Wednesday, April 2, 2014

Snow and Books, 10

Some time during one of the last 57 snowstorms (I can no longer distinguish them by date or by silly name, as they all blended into one endless nightmare of parking bans and shoveling) I read the sixth edition of the Rough Guide to New England.

There was a period shortly after I graduated from college when I wanted to magically disappear from my own life - which consisted of scouring the auditions section of Backstage and literally pounding the pavement of Manhattan attempting to convince retail stores to give me a day job - and reappear transformed into the woman who hosted the Rough Guides TV series. I would have better, less trendy hair, of course, and I'd be American, but I would get to travel the globe and stand in front of interesting places while talking about them wittily and wearing sunglasses.

This, clearly, never happened, and the TV show - as far as I know - is no more. But on to the guidebook. As usual, with books that cover Connecticut as well as other states, I'm only talking about the Connecticut section.

Today I Learned: Montpelier, VT is the only US state capitol without a McDonald's. 

Amusements: Westport is "an entirely different world." The Litchfield Hills is an "alternative to the Berkshires." "Tourism here is of a sophisticated sort." "Driving in the winter is actually less perilous than you may expect." The Hartford Courant is a "smaller paper." And anyone reading this book who hasn't been to New England before would be forgiven if they thought the people of Connecticut subsisted entirely on pizza.
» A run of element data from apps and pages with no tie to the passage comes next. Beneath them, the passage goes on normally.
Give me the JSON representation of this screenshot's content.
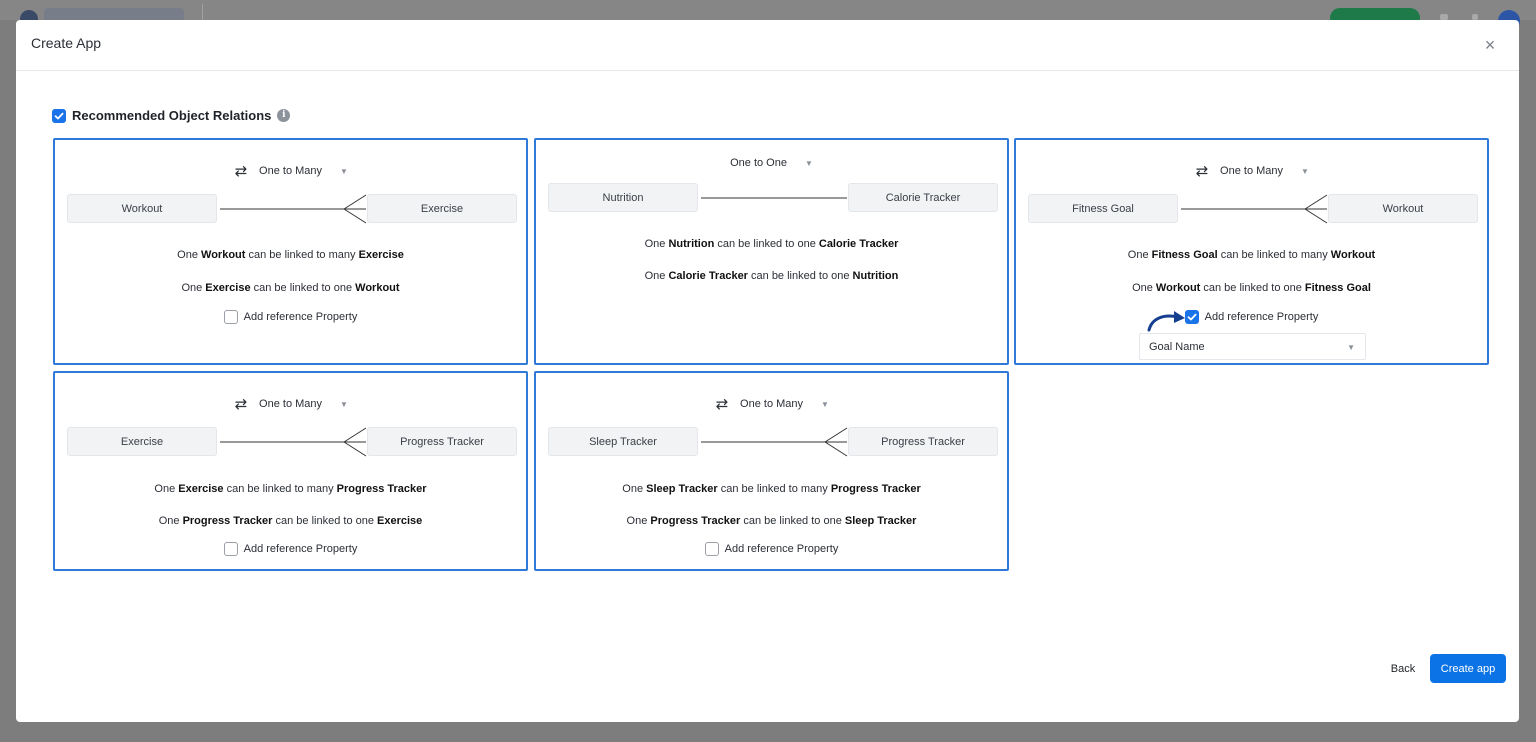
{
  "dialog": {
    "title": "Create App",
    "close_glyph": "×"
  },
  "section": {
    "title": "Recommended Object Relations",
    "checked": true,
    "info_glyph": "i"
  },
  "relations": [
    {
      "type_label": "One to Many",
      "show_swap": true,
      "left": "Workout",
      "right": "Exercise",
      "line1": {
        "a": "One ",
        "b": "Workout",
        "c": " can be linked to many ",
        "d": "Exercise"
      },
      "line2": {
        "a": "One ",
        "b": "Exercise",
        "c": " can be linked to one ",
        "d": "Workout"
      },
      "ref_label": "Add reference Property",
      "ref_checked": false
    },
    {
      "type_label": "One to One",
      "show_swap": false,
      "left": "Nutrition",
      "right": "Calorie Tracker",
      "line1": {
        "a": "One ",
        "b": "Nutrition",
        "c": " can be linked to one ",
        "d": "Calorie Tracker"
      },
      "line2": {
        "a": "One ",
        "b": "Calorie Tracker",
        "c": " can be linked to one ",
        "d": "Nutrition"
      }
    },
    {
      "type_label": "One to Many",
      "show_swap": true,
      "left": "Fitness Goal",
      "right": "Workout",
      "line1": {
        "a": "One ",
        "b": "Fitness Goal",
        "c": " can be linked to many ",
        "d": "Workout"
      },
      "line2": {
        "a": "One ",
        "b": "Workout",
        "c": " can be linked to one ",
        "d": "Fitness Goal"
      },
      "ref_label": "Add reference Property",
      "ref_checked": true,
      "ref_property": "Goal Name"
    },
    {
      "type_label": "One to Many",
      "show_swap": true,
      "left": "Exercise",
      "right": "Progress Tracker",
      "line1": {
        "a": "One ",
        "b": "Exercise",
        "c": " can be linked to many ",
        "d": "Progress Tracker"
      },
      "line2": {
        "a": "One ",
        "b": "Progress Tracker",
        "c": " can be linked to one ",
        "d": "Exercise"
      },
      "ref_label": "Add reference Property",
      "ref_checked": false
    },
    {
      "type_label": "One to Many",
      "show_swap": true,
      "left": "Sleep Tracker",
      "right": "Progress Tracker",
      "line1": {
        "a": "One ",
        "b": "Sleep Tracker",
        "c": " can be linked to many ",
        "d": "Progress Tracker"
      },
      "line2": {
        "a": "One ",
        "b": "Progress Tracker",
        "c": " can be linked to one ",
        "d": "Sleep Tracker"
      },
      "ref_label": "Add reference Property",
      "ref_checked": false
    }
  ],
  "footer": {
    "back_label": "Back",
    "create_label": "Create app"
  },
  "colors": {
    "accent": "#1a73e8",
    "card_border": "#2f7ad9",
    "primary_button": "#0b73e6"
  },
  "icons": {
    "swap": "⇄",
    "caret": "▼"
  }
}
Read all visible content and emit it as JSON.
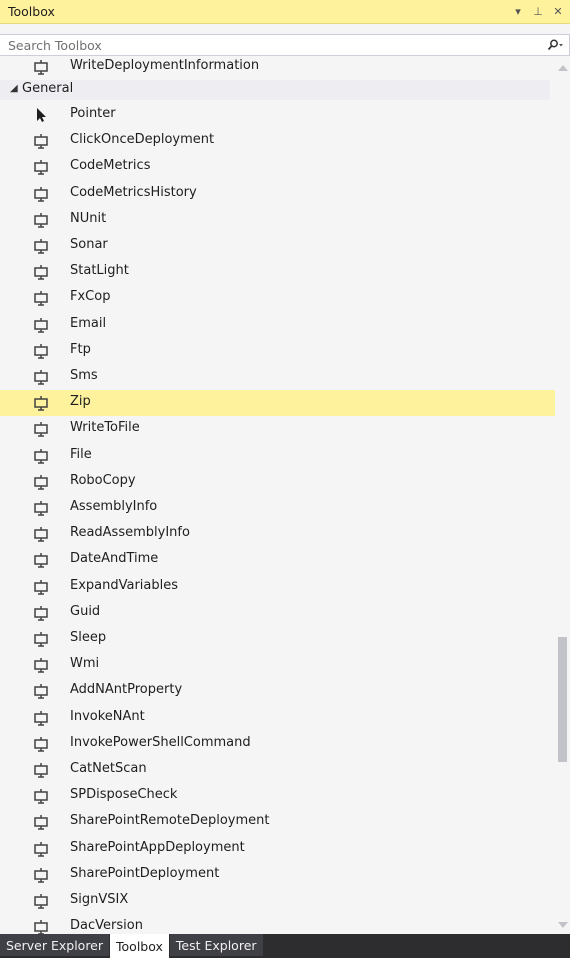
{
  "window": {
    "title": "Toolbox",
    "controls": {
      "dropdown": "▾",
      "pin": "⊥",
      "close": "✕"
    }
  },
  "search": {
    "placeholder": "Search Toolbox",
    "value": ""
  },
  "top_item": {
    "label": "WriteDeploymentInformation",
    "icon": "component-icon"
  },
  "group": {
    "label": "General",
    "expanded": true
  },
  "items": [
    {
      "label": "Pointer",
      "icon": "pointer-icon",
      "selected": false
    },
    {
      "label": "ClickOnceDeployment",
      "icon": "component-icon",
      "selected": false
    },
    {
      "label": "CodeMetrics",
      "icon": "component-icon",
      "selected": false
    },
    {
      "label": "CodeMetricsHistory",
      "icon": "component-icon",
      "selected": false
    },
    {
      "label": "NUnit",
      "icon": "component-icon",
      "selected": false
    },
    {
      "label": "Sonar",
      "icon": "component-icon",
      "selected": false
    },
    {
      "label": "StatLight",
      "icon": "component-icon",
      "selected": false
    },
    {
      "label": "FxCop",
      "icon": "component-icon",
      "selected": false
    },
    {
      "label": "Email",
      "icon": "component-icon",
      "selected": false
    },
    {
      "label": "Ftp",
      "icon": "component-icon",
      "selected": false
    },
    {
      "label": "Sms",
      "icon": "component-icon",
      "selected": false
    },
    {
      "label": "Zip",
      "icon": "component-icon",
      "selected": true
    },
    {
      "label": "WriteToFile",
      "icon": "component-icon",
      "selected": false
    },
    {
      "label": "File",
      "icon": "component-icon",
      "selected": false
    },
    {
      "label": "RoboCopy",
      "icon": "component-icon",
      "selected": false
    },
    {
      "label": "AssemblyInfo",
      "icon": "component-icon",
      "selected": false
    },
    {
      "label": "ReadAssemblyInfo",
      "icon": "component-icon",
      "selected": false
    },
    {
      "label": "DateAndTime",
      "icon": "component-icon",
      "selected": false
    },
    {
      "label": "ExpandVariables",
      "icon": "component-icon",
      "selected": false
    },
    {
      "label": "Guid",
      "icon": "component-icon",
      "selected": false
    },
    {
      "label": "Sleep",
      "icon": "component-icon",
      "selected": false
    },
    {
      "label": "Wmi",
      "icon": "component-icon",
      "selected": false
    },
    {
      "label": "AddNAntProperty",
      "icon": "component-icon",
      "selected": false
    },
    {
      "label": "InvokeNAnt",
      "icon": "component-icon",
      "selected": false
    },
    {
      "label": "InvokePowerShellCommand",
      "icon": "component-icon",
      "selected": false
    },
    {
      "label": "CatNetScan",
      "icon": "component-icon",
      "selected": false
    },
    {
      "label": "SPDisposeCheck",
      "icon": "component-icon",
      "selected": false
    },
    {
      "label": "SharePointRemoteDeployment",
      "icon": "component-icon",
      "selected": false
    },
    {
      "label": "SharePointAppDeployment",
      "icon": "component-icon",
      "selected": false
    },
    {
      "label": "SharePointDeployment",
      "icon": "component-icon",
      "selected": false
    },
    {
      "label": "SignVSIX",
      "icon": "component-icon",
      "selected": false
    },
    {
      "label": "DacVersion",
      "icon": "component-icon",
      "selected": false
    }
  ],
  "tabs": [
    {
      "label": "Server Explorer",
      "active": false
    },
    {
      "label": "Toolbox",
      "active": true
    },
    {
      "label": "Test Explorer",
      "active": false
    }
  ],
  "colors": {
    "title_bg": "#fff29d",
    "selected_bg": "#fff29d",
    "panel_bg": "#f5f5f5",
    "tabstrip_bg": "#2d2d30",
    "icon": "#424242"
  }
}
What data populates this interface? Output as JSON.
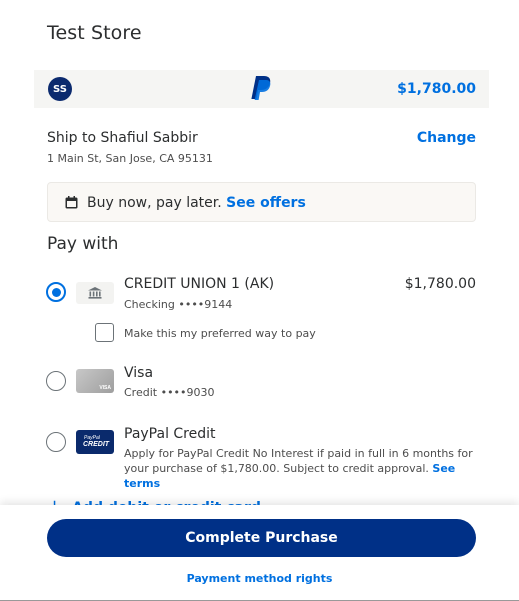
{
  "store": {
    "title": "Test Store"
  },
  "summary": {
    "avatar_initials": "SS",
    "logo_icon": "paypal-logo-icon",
    "total": "$1,780.00",
    "colors": {
      "accent": "#0070e0",
      "brand_dark": "#003087",
      "avatar": "#0b2a6e"
    }
  },
  "shipping": {
    "title": "Ship to Shafiul Sabbir",
    "address": "1 Main St, San Jose, CA 95131",
    "change_label": "Change"
  },
  "bnpl": {
    "icon": "calendar-icon",
    "text": "Buy now, pay later.",
    "link": "See offers"
  },
  "pay_with": {
    "heading": "Pay with",
    "options": [
      {
        "icon": "bank-icon",
        "name": "CREDIT UNION 1 (AK)",
        "sub": "Checking ••••9144",
        "amount": "$1,780.00",
        "selected": true,
        "preferred_label": "Make this my preferred way to pay"
      },
      {
        "icon": "visa-card-icon",
        "card_text": "VISA",
        "name": "Visa",
        "sub": "Credit ••••9030",
        "selected": false
      },
      {
        "icon": "paypal-credit-card-icon",
        "card_line1": "PayPal",
        "card_line2": "CREDIT",
        "name": "PayPal Credit",
        "desc": "Apply for PayPal Credit No Interest if paid in full in 6 months for your purchase of $1,780.00. Subject to credit approval.",
        "terms": "See terms",
        "selected": false
      }
    ],
    "add_card": "Add debit or credit card"
  },
  "footer": {
    "complete_button": "Complete Purchase",
    "rights_link": "Payment method rights"
  }
}
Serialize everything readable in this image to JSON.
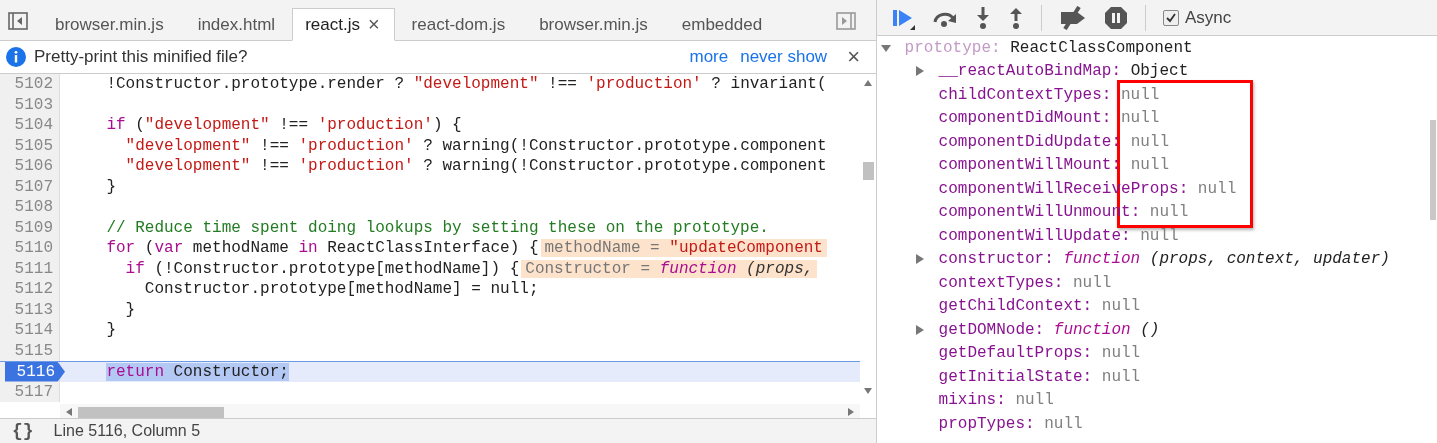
{
  "editor": {
    "tabs": [
      {
        "label": "browser.min.js",
        "selected": false
      },
      {
        "label": "index.html",
        "selected": false
      },
      {
        "label": "react.js",
        "selected": true,
        "close": "×"
      },
      {
        "label": "react-dom.js",
        "selected": false
      },
      {
        "label": "browser.min.js",
        "selected": false
      },
      {
        "label": "embedded",
        "selected": false
      }
    ],
    "infobar": {
      "message": "Pretty-print this minified file?",
      "links": [
        "more",
        "never show"
      ],
      "close": "×"
    },
    "lines": [
      {
        "number": "5102",
        "selected": false,
        "segments": [
          {
            "kind": "plain",
            "text": "    !Constructor.prototype.render ? "
          },
          {
            "kind": "string",
            "text": "\"development\""
          },
          {
            "kind": "plain",
            "text": " !== "
          },
          {
            "kind": "string",
            "text": "'production'"
          },
          {
            "kind": "plain",
            "text": " ? invariant("
          }
        ]
      },
      {
        "number": "5103",
        "selected": false
      },
      {
        "number": "5104",
        "selected": false,
        "segments": [
          {
            "kind": "keyword",
            "text": "    if"
          },
          {
            "kind": "plain",
            "text": " ("
          },
          {
            "kind": "string",
            "text": "\"development\""
          },
          {
            "kind": "plain",
            "text": " !== "
          },
          {
            "kind": "string",
            "text": "'production'"
          },
          {
            "kind": "plain",
            "text": ") {"
          }
        ]
      },
      {
        "number": "5105",
        "selected": false,
        "segments": [
          {
            "kind": "string",
            "text": "      \"development\""
          },
          {
            "kind": "plain",
            "text": " !== "
          },
          {
            "kind": "string",
            "text": "'production'"
          },
          {
            "kind": "plain",
            "text": " ? warning(!Constructor.prototype.component"
          }
        ]
      },
      {
        "number": "5106",
        "selected": false,
        "segments": [
          {
            "kind": "string",
            "text": "      \"development\""
          },
          {
            "kind": "plain",
            "text": " !== "
          },
          {
            "kind": "string",
            "text": "'production'"
          },
          {
            "kind": "plain",
            "text": " ? warning(!Constructor.prototype.component"
          }
        ]
      },
      {
        "number": "5107",
        "selected": false,
        "segments": [
          {
            "kind": "plain",
            "text": "    }"
          }
        ]
      },
      {
        "number": "5108",
        "selected": false
      },
      {
        "number": "5109",
        "selected": false,
        "segments": [
          {
            "kind": "comment",
            "text": "    // Reduce time spent doing lookups by setting these on the prototype."
          }
        ]
      },
      {
        "number": "5110",
        "selected": false,
        "segments": [
          {
            "kind": "keyword",
            "text": "    for"
          },
          {
            "kind": "plain",
            "text": " ("
          },
          {
            "kind": "keyword",
            "text": "var"
          },
          {
            "kind": "plain",
            "text": " methodName "
          },
          {
            "kind": "keyword",
            "text": "in"
          },
          {
            "kind": "plain",
            "text": " ReactClassInterface) {"
          }
        ],
        "inline_value": [
          {
            "kind": "name",
            "text": "methodName = "
          },
          {
            "kind": "string",
            "text": "\"updateComponent"
          }
        ]
      },
      {
        "number": "5111",
        "selected": false,
        "segments": [
          {
            "kind": "keyword",
            "text": "      if"
          },
          {
            "kind": "plain",
            "text": " (!Constructor.prototype[methodName]) {"
          }
        ],
        "inline_value": [
          {
            "kind": "name",
            "text": "Constructor = "
          },
          {
            "kind": "italic-keyword",
            "text": "function"
          },
          {
            "kind": "italic",
            "text": " (props,"
          }
        ]
      },
      {
        "number": "5112",
        "selected": false,
        "segments": [
          {
            "kind": "plain",
            "text": "        Constructor.prototype[methodName] = null;"
          }
        ]
      },
      {
        "number": "5113",
        "selected": false,
        "segments": [
          {
            "kind": "plain",
            "text": "      }"
          }
        ]
      },
      {
        "number": "5114",
        "selected": false,
        "segments": [
          {
            "kind": "plain",
            "text": "    }"
          }
        ]
      },
      {
        "number": "5115",
        "selected": false
      },
      {
        "number": "5116",
        "selected": true,
        "segments": [
          {
            "kind": "keyword",
            "text": "    return"
          },
          {
            "kind": "plain",
            "text": " Constructor;"
          }
        ]
      },
      {
        "number": "5117",
        "selected": false
      }
    ],
    "status_bar": {
      "format_glyph": "{}",
      "position": "Line 5116, Column 5"
    }
  },
  "debugger": {
    "toolbar": {
      "async": {
        "label": "Async",
        "checked": true
      }
    },
    "scope": [
      {
        "name": "prototype:",
        "value": "ReactClassComponent",
        "kind": "object",
        "expanded": true,
        "children": [
          {
            "name": "__reactAutoBindMap:",
            "value": "Object",
            "kind": "object",
            "expanded": false
          },
          {
            "name": "childContextTypes:",
            "value": "null",
            "kind": "null"
          },
          {
            "name": "componentDidMount:",
            "value": "null",
            "kind": "null"
          },
          {
            "name": "componentDidUpdate:",
            "value": "null",
            "kind": "null"
          },
          {
            "name": "componentWillMount:",
            "value": "null",
            "kind": "null"
          },
          {
            "name": "componentWillReceiveProps:",
            "value": "null",
            "kind": "null"
          },
          {
            "name": "componentWillUnmount:",
            "value": "null",
            "kind": "null"
          },
          {
            "name": "componentWillUpdate:",
            "value": "null",
            "kind": "null"
          },
          {
            "name": "constructor:",
            "value": "function",
            "signature": "(props, context, updater)",
            "kind": "function",
            "expanded": false
          },
          {
            "name": "contextTypes:",
            "value": "null",
            "kind": "null"
          },
          {
            "name": "getChildContext:",
            "value": "null",
            "kind": "null"
          },
          {
            "name": "getDOMNode:",
            "value": "function",
            "signature": "()",
            "kind": "function",
            "expanded": false
          },
          {
            "name": "getDefaultProps:",
            "value": "null",
            "kind": "null"
          },
          {
            "name": "getInitialState:",
            "value": "null",
            "kind": "null"
          },
          {
            "name": "mixins:",
            "value": "null",
            "kind": "null"
          },
          {
            "name": "propTypes:",
            "value": "null",
            "kind": "null"
          }
        ]
      }
    ]
  }
}
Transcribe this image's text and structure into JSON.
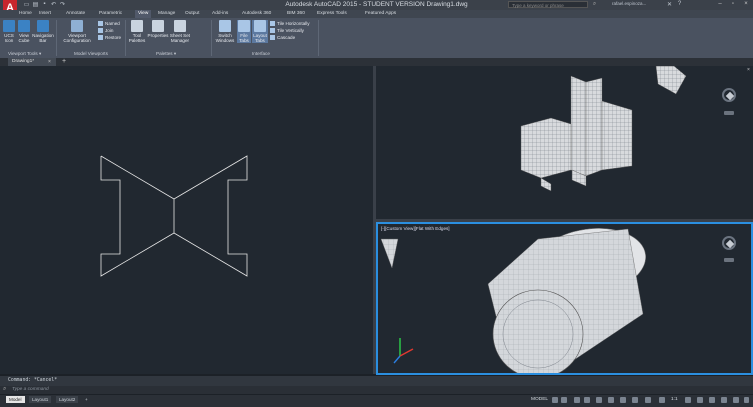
{
  "titlebar": {
    "app_title": "Autodesk AutoCAD 2015 - STUDENT VERSION    Drawing1.dwg",
    "logo_letter": "A",
    "search_placeholder": "Type a keyword or phrase",
    "user_name": "rafael.espinoza..."
  },
  "ribbon_tabs": [
    "Home",
    "Insert",
    "Annotate",
    "Parametric",
    "View",
    "Manage",
    "Output",
    "Add-ins",
    "Autodesk 360",
    "BIM 360",
    "Express Tools",
    "Featured Apps"
  ],
  "active_tab": "View",
  "ribbon": {
    "viewport_tools": {
      "ucs_icon": "UCS\nIcon",
      "view_cube": "View\nCube",
      "navigation_bar": "Navigation\nBar",
      "label": "Viewport Tools ▾"
    },
    "model_viewports": {
      "viewport_configuration": "Viewport\nConfiguration",
      "named": "Named",
      "join": "Join",
      "restore": "Restore",
      "label": "Model Viewports"
    },
    "palettes": {
      "tool_palettes": "Tool\nPalettes",
      "properties": "Properties",
      "sheet_set_manager": "Sheet Set\nManager",
      "label": "Palettes ▾"
    },
    "interface": {
      "switch_windows": "Switch\nWindows",
      "file_tabs": "File\nTabs",
      "layout_tabs": "Layout\nTabs",
      "tile_horizontally": "Tile Horizontally",
      "tile_vertically": "Tile Vertically",
      "cascade": "Cascade",
      "label": "Interface"
    }
  },
  "file_tabs": {
    "active_file": "Drawing1*",
    "close_glyph": "×",
    "add_glyph": "+"
  },
  "viewports": {
    "bottom_right_label": "[-][Custom View][Flat With Edges]",
    "close_glyph": "×"
  },
  "command": {
    "history_line": "Command: *Cancel*",
    "prompt_placeholder": "Type a command"
  },
  "status_bar": {
    "layout_tabs": [
      "Model",
      "Layout1",
      "Layout2"
    ],
    "active_layout": "Model",
    "add_glyph": "+",
    "model_label": "MODEL",
    "scale_label": "1:1"
  },
  "colors": {
    "accent_blue": "#2b8fe0",
    "logo_red": "#c8262d",
    "viewport_bg": "#212830"
  }
}
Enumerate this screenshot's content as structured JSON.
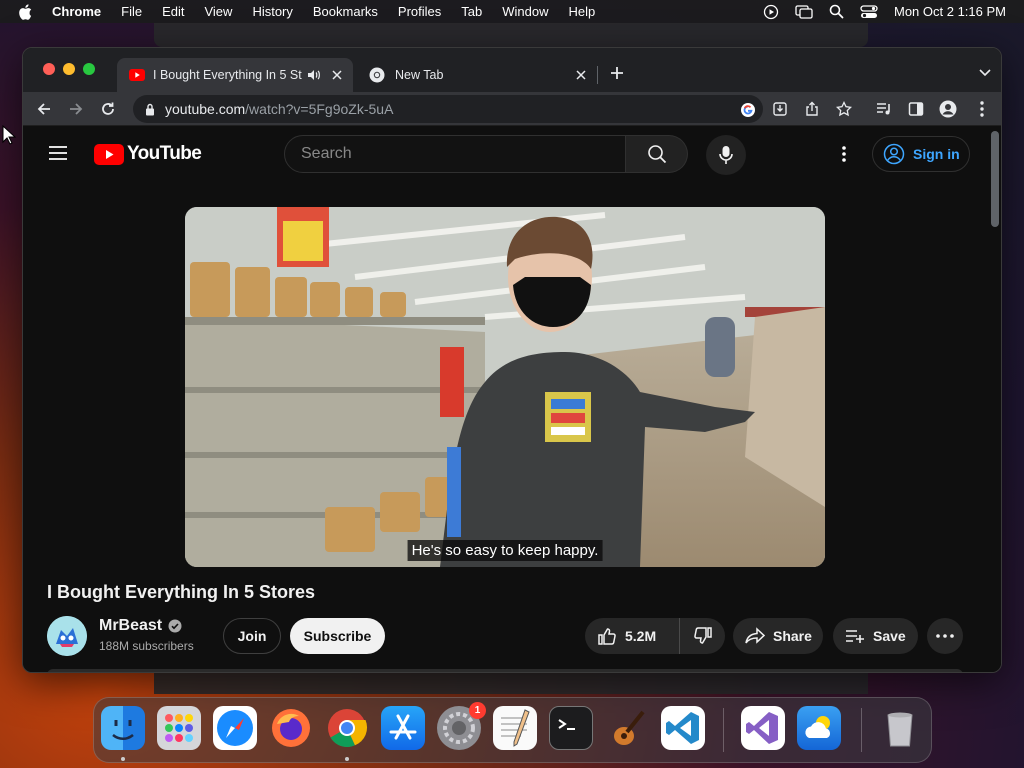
{
  "menubar": {
    "app_name": "Chrome",
    "items": [
      "File",
      "Edit",
      "View",
      "History",
      "Bookmarks",
      "Profiles",
      "Tab",
      "Window",
      "Help"
    ],
    "datetime": "Mon Oct 2  1:16 PM"
  },
  "browser": {
    "tabs": [
      {
        "title": "I Bought Everything In 5 St",
        "favicon": "youtube-icon",
        "audio": true
      },
      {
        "title": "New Tab",
        "favicon": "chrome-icon",
        "audio": false
      }
    ],
    "url_host": "youtube.com",
    "url_path": "/watch?v=5Fg9oZk-5uA"
  },
  "youtube": {
    "logo_text": "YouTube",
    "search_placeholder": "Search",
    "sign_in_label": "Sign in",
    "caption": "He's so easy to keep happy.",
    "video_title": "I Bought Everything In 5 Stores",
    "channel_name": "MrBeast",
    "subscribers": "188M subscribers",
    "join_label": "Join",
    "subscribe_label": "Subscribe",
    "like_count": "5.2M",
    "share_label": "Share",
    "save_label": "Save"
  },
  "dock": {
    "apps": [
      "finder-icon",
      "launchpad-icon",
      "safari-icon",
      "firefox-icon",
      "chrome-icon",
      "app-store-icon",
      "system-settings-icon",
      "textedit-icon",
      "terminal-icon",
      "garageband-icon",
      "vscode-icon",
      "visual-studio-icon",
      "weather-icon",
      "trash-icon"
    ],
    "settings_badge": "1"
  },
  "colors": {
    "youtube_red": "#ff0000",
    "link_blue": "#3ea6ff",
    "yt_background": "#0f0f0f",
    "chrome_toolbar": "#35363a"
  }
}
Listings: Reading the Rough Guide to New England, I kept having to remind myself, "it is what it is." Since I'm not normally in the habit of repeating cheesy catch phrases to myself, this got annoying, but it was true. This is one relatively compact, roughly (heh) 500 page book that sets itself the task of covering all of New England. There is no way to do that in any real depth, so it helps to see this is a guide for people traveling to Massachusetts who also want some idea of what surrounds their destination. To put it another way, 80 pages are devoted to Boston alone, 109 to the rest of Massachusetts, less than 50 to Connecticut, and 33 to Rhode Island.

With that taken into account, the Connecticut section is...fine. It concentrates primarily on Mystic, New Haven (which it views as essentially part of Fairfield County), downtown Hartford, and, to a lesser extent, Litchfield County. The focus is on facts rather than descriptive writing, and the facts are mostly correct, though occasionally a detail requiring a more nuanced understanding of the state comes out embarrassingly wrong. (E.g., the statement that New London is reviving due partly to the Pfizer offices located in Groton.)

This book proffers only the obvious, even though some of the obvious is curiously omitted. A major Connecticut travel guide that almost ignores Essex seems odd to me, though perhaps it is a relief to the residents of Essex. The Quiet Corner is criminally neglected, and given only one paragraph. (Guidebook crime: it's a big problem these days.) Another strange almost-omission? The Dutch. For a book that tries to go into the background of the region and of individual locations, I found the strong emphasis on British colonial history - with a dash of smallpox-afflicted Indians - to be a bit jarring.

I had always, perhaps wrongly, equated "rough guide" with a sort of spirited edginess (perhaps the fault of my one-time TV idol and her trendy hair.) Reading this book I suddenly realized it might instead mean "rough" in the sense of a rough sketch. There's nothing new or unusual here, but for a brief overview dotted with tourism's greatest hits, it works.

Quote: "The capital of Connecticut, Hartford is fast becoming one of the most alluring destinations in New England." Why thank you.

No comments:

Post a Comment


Related Posts Plugin for WordPress, Blogger...